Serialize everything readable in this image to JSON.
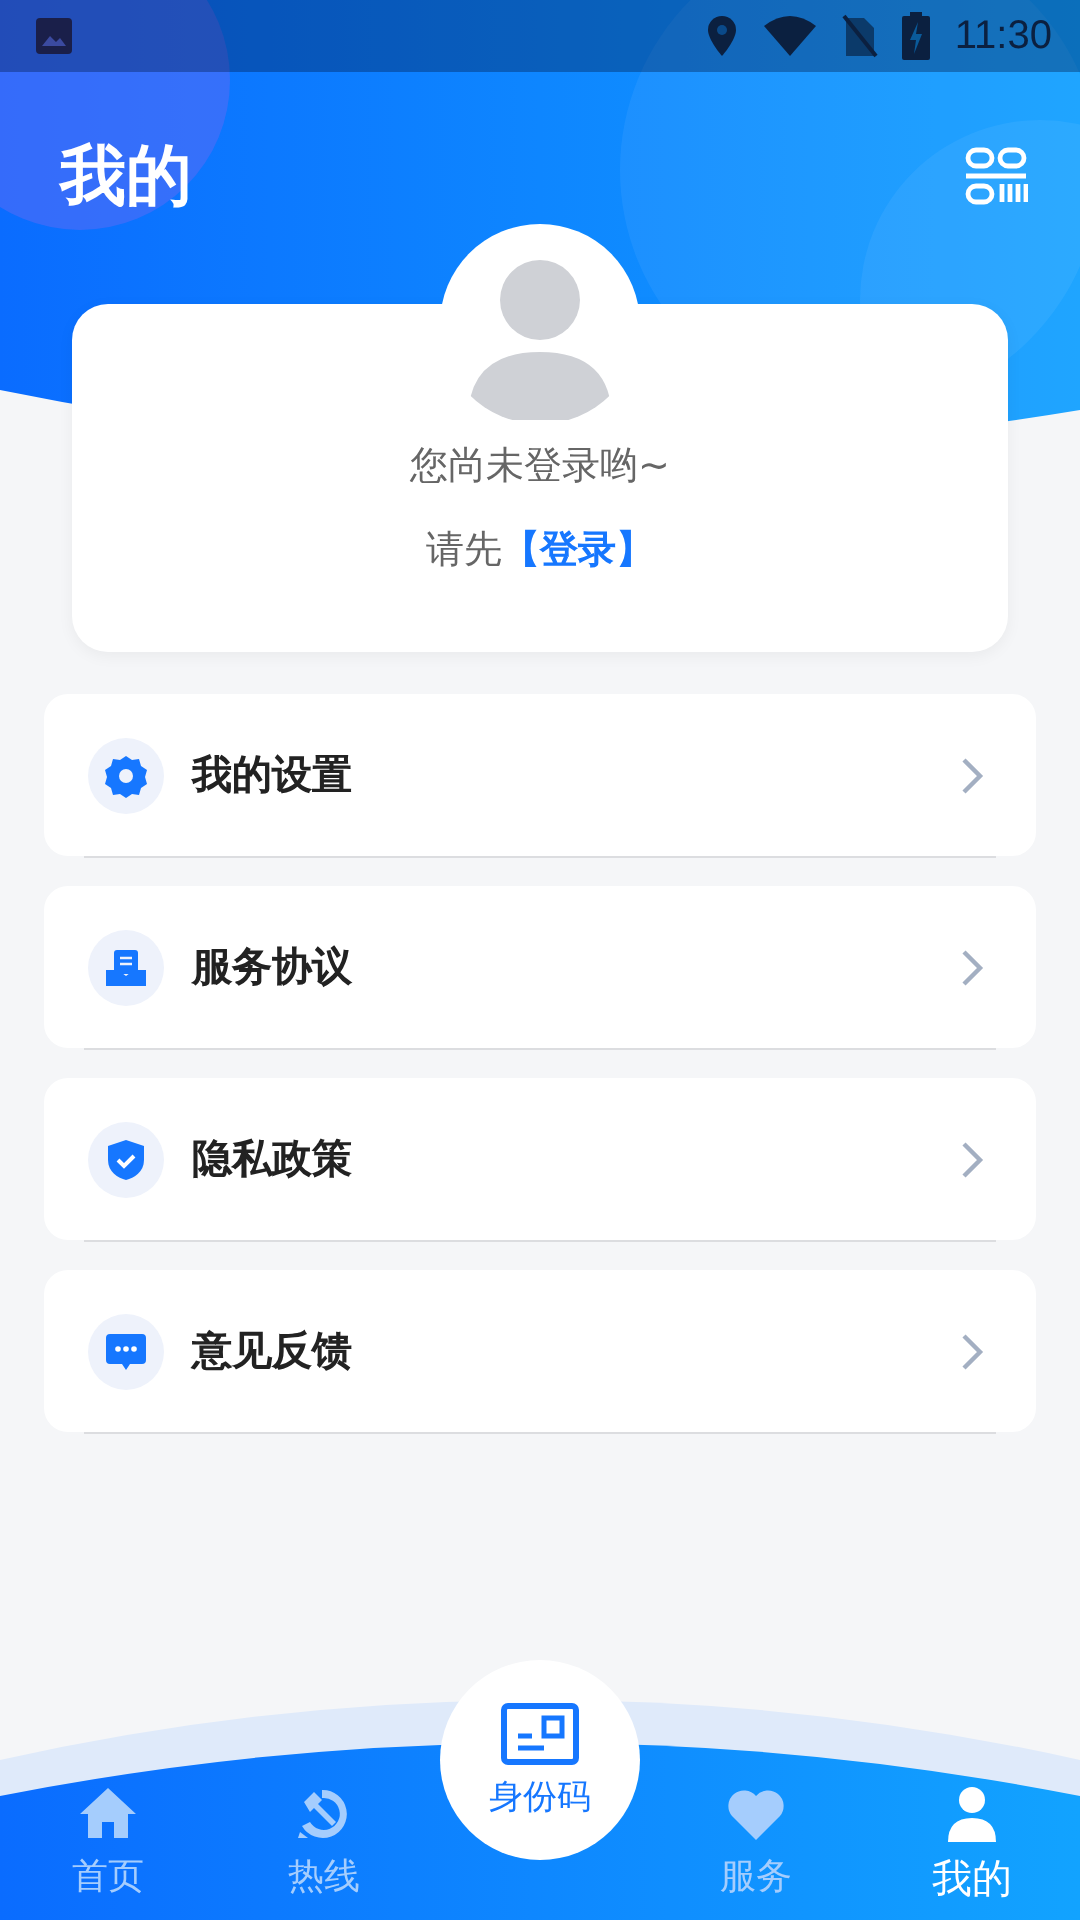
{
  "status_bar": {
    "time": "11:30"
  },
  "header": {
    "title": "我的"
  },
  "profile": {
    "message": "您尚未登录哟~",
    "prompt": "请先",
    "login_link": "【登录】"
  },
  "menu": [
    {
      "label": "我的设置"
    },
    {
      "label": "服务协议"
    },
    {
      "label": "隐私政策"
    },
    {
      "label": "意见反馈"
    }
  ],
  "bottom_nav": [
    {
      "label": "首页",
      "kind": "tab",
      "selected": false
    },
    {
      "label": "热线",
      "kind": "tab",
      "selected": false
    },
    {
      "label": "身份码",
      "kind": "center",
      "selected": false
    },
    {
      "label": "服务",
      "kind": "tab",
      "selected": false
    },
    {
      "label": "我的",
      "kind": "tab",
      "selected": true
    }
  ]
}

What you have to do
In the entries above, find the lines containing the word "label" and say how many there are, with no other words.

Solution for this task
9